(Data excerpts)
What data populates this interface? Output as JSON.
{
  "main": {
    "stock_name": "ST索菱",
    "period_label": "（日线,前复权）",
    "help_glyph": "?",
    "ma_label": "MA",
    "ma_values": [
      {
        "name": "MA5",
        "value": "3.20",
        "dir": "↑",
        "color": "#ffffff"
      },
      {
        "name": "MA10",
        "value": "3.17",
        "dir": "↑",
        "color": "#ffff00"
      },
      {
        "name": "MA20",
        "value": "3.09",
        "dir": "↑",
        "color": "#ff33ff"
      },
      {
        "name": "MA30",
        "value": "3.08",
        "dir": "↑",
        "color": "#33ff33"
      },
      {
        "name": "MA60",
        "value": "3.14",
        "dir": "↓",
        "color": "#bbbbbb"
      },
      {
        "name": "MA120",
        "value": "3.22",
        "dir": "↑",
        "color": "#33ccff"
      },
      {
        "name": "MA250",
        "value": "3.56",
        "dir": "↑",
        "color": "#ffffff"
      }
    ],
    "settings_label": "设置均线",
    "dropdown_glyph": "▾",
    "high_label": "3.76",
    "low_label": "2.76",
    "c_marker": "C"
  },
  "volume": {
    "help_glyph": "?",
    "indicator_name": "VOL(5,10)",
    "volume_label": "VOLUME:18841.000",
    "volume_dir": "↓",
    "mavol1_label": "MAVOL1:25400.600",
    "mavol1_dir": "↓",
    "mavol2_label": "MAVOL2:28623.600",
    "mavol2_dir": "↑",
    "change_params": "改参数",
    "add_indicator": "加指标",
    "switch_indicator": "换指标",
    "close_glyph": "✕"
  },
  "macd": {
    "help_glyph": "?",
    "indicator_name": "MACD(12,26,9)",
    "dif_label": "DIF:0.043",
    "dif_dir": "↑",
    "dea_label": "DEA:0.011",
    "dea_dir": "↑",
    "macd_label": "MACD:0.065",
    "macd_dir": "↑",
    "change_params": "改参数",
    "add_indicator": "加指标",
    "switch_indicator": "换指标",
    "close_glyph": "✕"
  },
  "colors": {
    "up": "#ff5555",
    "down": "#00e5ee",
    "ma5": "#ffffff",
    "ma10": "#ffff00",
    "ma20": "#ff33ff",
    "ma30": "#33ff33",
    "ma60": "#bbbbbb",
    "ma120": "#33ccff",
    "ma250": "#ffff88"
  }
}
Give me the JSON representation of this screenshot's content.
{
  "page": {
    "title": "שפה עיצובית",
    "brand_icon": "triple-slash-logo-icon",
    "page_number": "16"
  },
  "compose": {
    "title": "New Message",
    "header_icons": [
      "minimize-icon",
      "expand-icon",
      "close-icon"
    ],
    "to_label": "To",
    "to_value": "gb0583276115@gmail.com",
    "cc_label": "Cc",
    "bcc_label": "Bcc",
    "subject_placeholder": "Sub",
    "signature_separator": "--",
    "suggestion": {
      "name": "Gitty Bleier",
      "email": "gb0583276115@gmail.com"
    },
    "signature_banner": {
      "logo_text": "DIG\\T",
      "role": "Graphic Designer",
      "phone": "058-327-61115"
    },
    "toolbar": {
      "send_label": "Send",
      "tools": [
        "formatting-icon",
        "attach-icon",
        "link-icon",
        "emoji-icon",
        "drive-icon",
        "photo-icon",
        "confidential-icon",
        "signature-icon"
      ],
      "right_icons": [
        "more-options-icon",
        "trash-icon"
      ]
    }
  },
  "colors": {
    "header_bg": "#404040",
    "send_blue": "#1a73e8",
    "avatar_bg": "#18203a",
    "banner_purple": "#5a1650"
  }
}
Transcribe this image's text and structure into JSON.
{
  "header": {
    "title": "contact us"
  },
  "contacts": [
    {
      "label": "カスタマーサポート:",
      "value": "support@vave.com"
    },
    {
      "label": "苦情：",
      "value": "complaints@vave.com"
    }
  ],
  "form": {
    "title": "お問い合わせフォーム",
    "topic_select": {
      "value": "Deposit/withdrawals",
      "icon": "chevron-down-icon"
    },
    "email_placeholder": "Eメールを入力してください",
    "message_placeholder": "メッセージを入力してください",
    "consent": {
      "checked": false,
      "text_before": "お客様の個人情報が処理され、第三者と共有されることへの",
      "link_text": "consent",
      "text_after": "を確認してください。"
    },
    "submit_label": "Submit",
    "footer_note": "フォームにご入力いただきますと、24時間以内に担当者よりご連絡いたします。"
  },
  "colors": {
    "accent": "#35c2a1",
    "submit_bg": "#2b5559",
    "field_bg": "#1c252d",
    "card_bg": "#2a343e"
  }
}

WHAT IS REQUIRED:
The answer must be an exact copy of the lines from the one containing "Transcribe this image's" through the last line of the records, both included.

RESPONSE BELOW:
Transcribe this image's text and structure into JSON.
{
  "header": {
    "title": "contact us"
  },
  "contacts": [
    {
      "label": "カスタマーサポート:",
      "value": "support@vave.com"
    },
    {
      "label": "苦情：",
      "value": "complaints@vave.com"
    }
  ],
  "form": {
    "title": "お問い合わせフォーム",
    "topic_select": {
      "value": "Deposit/withdrawals",
      "icon": "chevron-down-icon"
    },
    "email_placeholder": "Eメールを入力してください",
    "message_placeholder": "メッセージを入力してください",
    "consent": {
      "checked": false,
      "text_before": "お客様の個人情報が処理され、第三者と共有されることへの",
      "link_text": "consent",
      "text_after": "を確認してください。"
    },
    "submit_label": "Submit",
    "footer_note": "フォームにご入力いただきますと、24時間以内に担当者よりご連絡いたします。"
  },
  "colors": {
    "accent": "#35c2a1",
    "submit_bg": "#2b5559",
    "field_bg": "#1c252d",
    "card_bg": "#2a343e"
  }
}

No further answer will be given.